Re-design of Winnipeg Ventilator to fight COVID-19
April 8, 2020
WINNIPEG – Canada’s advanced manufacturing supercluster – called NGen and based in Hamilton, Ont. – has selected a ventilator created by Winnipeg’s Cerebra Health Inc., as a device to be further developed for use combatting the COVID-19 epidemic in Canada.
The Next Generation Manufacturing Supercluster (NGen) is dedicating $50 million to get companies up to speed on producing the medical equipment needed to fight COVID-19 in Canada, including virus screening kits, gloves and gowns, cleaning equipment and ventilators.
Cerebra’s Winnipeg Ventilator is now being re-designed for use in the COVID-19 pandemic, in alliance with companies across Canada. The design work is being led by Starfish Medical, a Victoria company that specializes in the design of medical equipment.
The Winnipeg Ventilator was designed and built 40 years ago by Dr. Magdy Younes (pictured), who was one of the founders of Cerebra.
Dr. Younes is a world-renowned respiratory specialist and innovator.
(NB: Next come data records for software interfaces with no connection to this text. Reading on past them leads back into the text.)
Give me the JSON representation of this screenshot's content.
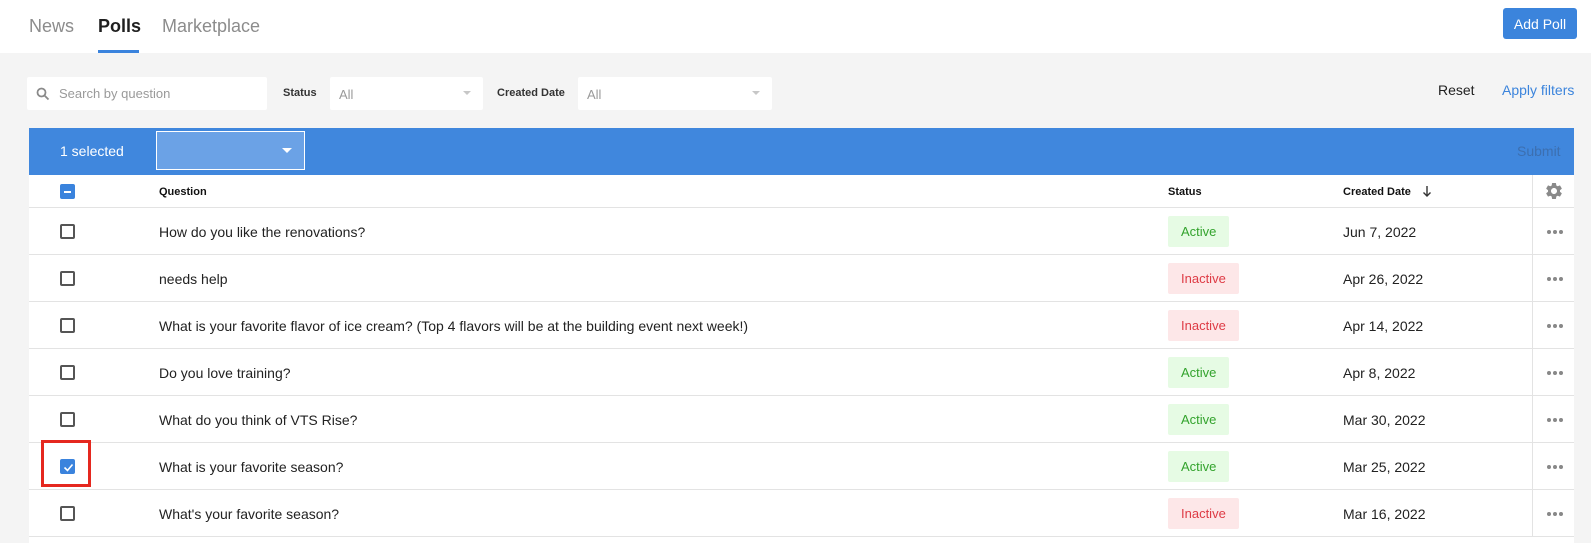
{
  "nav": {
    "tabs": [
      {
        "label": "News",
        "active": false
      },
      {
        "label": "Polls",
        "active": true
      },
      {
        "label": "Marketplace",
        "active": false
      }
    ],
    "add_button": "Add Poll"
  },
  "filters": {
    "search_placeholder": "Search by question",
    "status_label": "Status",
    "status_value": "All",
    "created_label": "Created Date",
    "created_value": "All",
    "reset": "Reset",
    "apply": "Apply filters"
  },
  "bulk": {
    "selected_text": "1 selected",
    "submit": "Submit"
  },
  "columns": {
    "question": "Question",
    "status": "Status",
    "created": "Created Date"
  },
  "rows": [
    {
      "question": "How do you like the renovations?",
      "status": "Active",
      "date": "Jun 7, 2022",
      "checked": false
    },
    {
      "question": "needs help",
      "status": "Inactive",
      "date": "Apr 26, 2022",
      "checked": false
    },
    {
      "question": "What is your favorite flavor of ice cream? (Top 4 flavors will be at the building event next week!)",
      "status": "Inactive",
      "date": "Apr 14, 2022",
      "checked": false
    },
    {
      "question": "Do you love training?",
      "status": "Active",
      "date": "Apr 8, 2022",
      "checked": false
    },
    {
      "question": "What do you think of VTS Rise?",
      "status": "Active",
      "date": "Mar 30, 2022",
      "checked": false
    },
    {
      "question": "What is your favorite season?",
      "status": "Active",
      "date": "Mar 25, 2022",
      "checked": true
    },
    {
      "question": "What's your favorite season?",
      "status": "Inactive",
      "date": "Mar 16, 2022",
      "checked": false
    }
  ],
  "colors": {
    "accent": "#3b84dc",
    "active_bg": "#e6fbe4",
    "active_text": "#33a32d",
    "inactive_bg": "#fde7e8",
    "inactive_text": "#de3b45",
    "highlight": "#e5281f"
  },
  "icons": [
    "search-icon",
    "gear-icon",
    "sort-down-arrow-icon",
    "more-dots-icon",
    "checkmark-icon",
    "caret-down-icon"
  ]
}
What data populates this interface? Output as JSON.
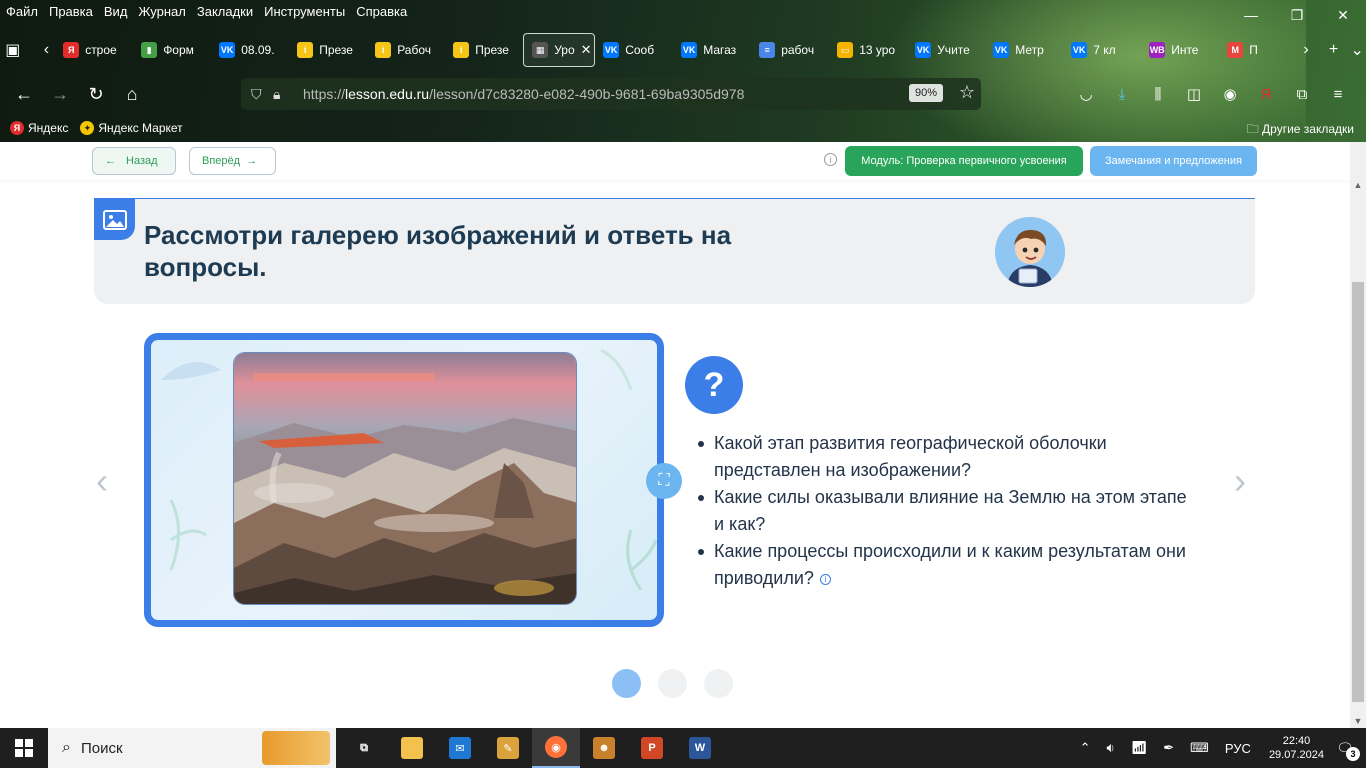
{
  "menu": [
    "Файл",
    "Правка",
    "Вид",
    "Журнал",
    "Закладки",
    "Инструменты",
    "Справка"
  ],
  "tabs": [
    {
      "label": "строе",
      "color": "#e32d2d",
      "glyph": "Я"
    },
    {
      "label": "Форм",
      "color": "#43a047",
      "glyph": "▮"
    },
    {
      "label": "08.09.",
      "color": "#0077ff",
      "glyph": "VK"
    },
    {
      "label": "Презе",
      "color": "#f5c518",
      "glyph": "i"
    },
    {
      "label": "Рабоч",
      "color": "#f5c518",
      "glyph": "i"
    },
    {
      "label": "Презе",
      "color": "#f5c518",
      "glyph": "i"
    },
    {
      "label": "Уро",
      "color": "#555555",
      "glyph": "▦",
      "active": true
    },
    {
      "label": "Сооб",
      "color": "#0077ff",
      "glyph": "VK"
    },
    {
      "label": "Магаз",
      "color": "#0077ff",
      "glyph": "VK"
    },
    {
      "label": "рабоч",
      "color": "#4a86e8",
      "glyph": "≡"
    },
    {
      "label": "13 уро",
      "color": "#f4b400",
      "glyph": "▭"
    },
    {
      "label": "Учите",
      "color": "#0077ff",
      "glyph": "VK"
    },
    {
      "label": "Метр",
      "color": "#0077ff",
      "glyph": "VK"
    },
    {
      "label": "7 кл",
      "color": "#0077ff",
      "glyph": "VK"
    },
    {
      "label": "Инте",
      "color": "#a020c0",
      "glyph": "WB"
    },
    {
      "label": "П",
      "color": "#e8453c",
      "glyph": "M"
    }
  ],
  "address": {
    "prefix": "https://",
    "host": "lesson.edu.ru",
    "path": "/lesson/d7c83280-e082-490b-9681-69ba9305d978",
    "zoom": "90%"
  },
  "bookmarks": [
    {
      "label": "Яндекс",
      "color": "#e32d2d",
      "glyph": "Я"
    },
    {
      "label": "Яндекс Маркет",
      "color": "#f6c700",
      "glyph": "✦"
    }
  ],
  "bookmarks_other": "Другие закладки",
  "page": {
    "back": "Назад",
    "forward": "Вперёд",
    "module": "Модуль: Проверка первичного усвоения",
    "feedback": "Замечания и предложения",
    "task_title": "Рассмотри галерею изображений и ответь на вопросы.",
    "questions": [
      "Какой этап развития географической оболочки представлен на изображении?",
      "Какие силы оказывали влияние на Землю на этом этапе и как?",
      "Какие процессы происходили и к каким результатам они приводили?"
    ],
    "q_mark": "?",
    "slides": 3,
    "active_slide": 1
  },
  "taskbar": {
    "search": "Поиск",
    "lang": "РУС",
    "time": "22:40",
    "date": "29.07.2024",
    "notifications": "3"
  }
}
He is a Distinguished Professor Emeritus at the University of Manitoba in Winnipeg as well as a Senior Scholar in its Faculty of Medicine. He established the sleep laboratory at the Health Sciences Centre in Winnipeg in 1991 and was its director until he retired from active practice.
Robbie MacLeod, NGen’s director of strategic partnerships and programs, told the Winnipeg Free Press, “The objective of this project is the rapid definition and open source delivery … for a Health Canada-approved, low cost, and easy-to-operate ventilator design. The Winnipeg Ventilator design is a leading contender for production launch in Canada.”
Although the design has been around for a long time – the technology was licensed and used for many years in thousands of commercially manufactured ventilators by Puritan Bennett – it is being redesigned in a stripped-down, simplified form but with all the functionality of an intensive-care-unit ventilator.
One of the crucial features of the design is that it can be made using off-the-shelf components, something that Younes said was accomplished with the help of his original engineer partner.
Dr. Younes is recognized around the world as a leading expert in the field. Over the years, royalties from Puritan Bennett, which was acquired by Medtronic, generated millions of dollars in revenue for the University of Manitoba (and for Younes).
Its patent recently expired and although anyone could legally reverse-engineer the technology, the expertise of Younes and Cerebra will be crucial to redesign the device for the requirements of the pandemic environment.
Among other things, it does not rely on compressed air to operate, making the design easier to use in remote locations and field hospitals.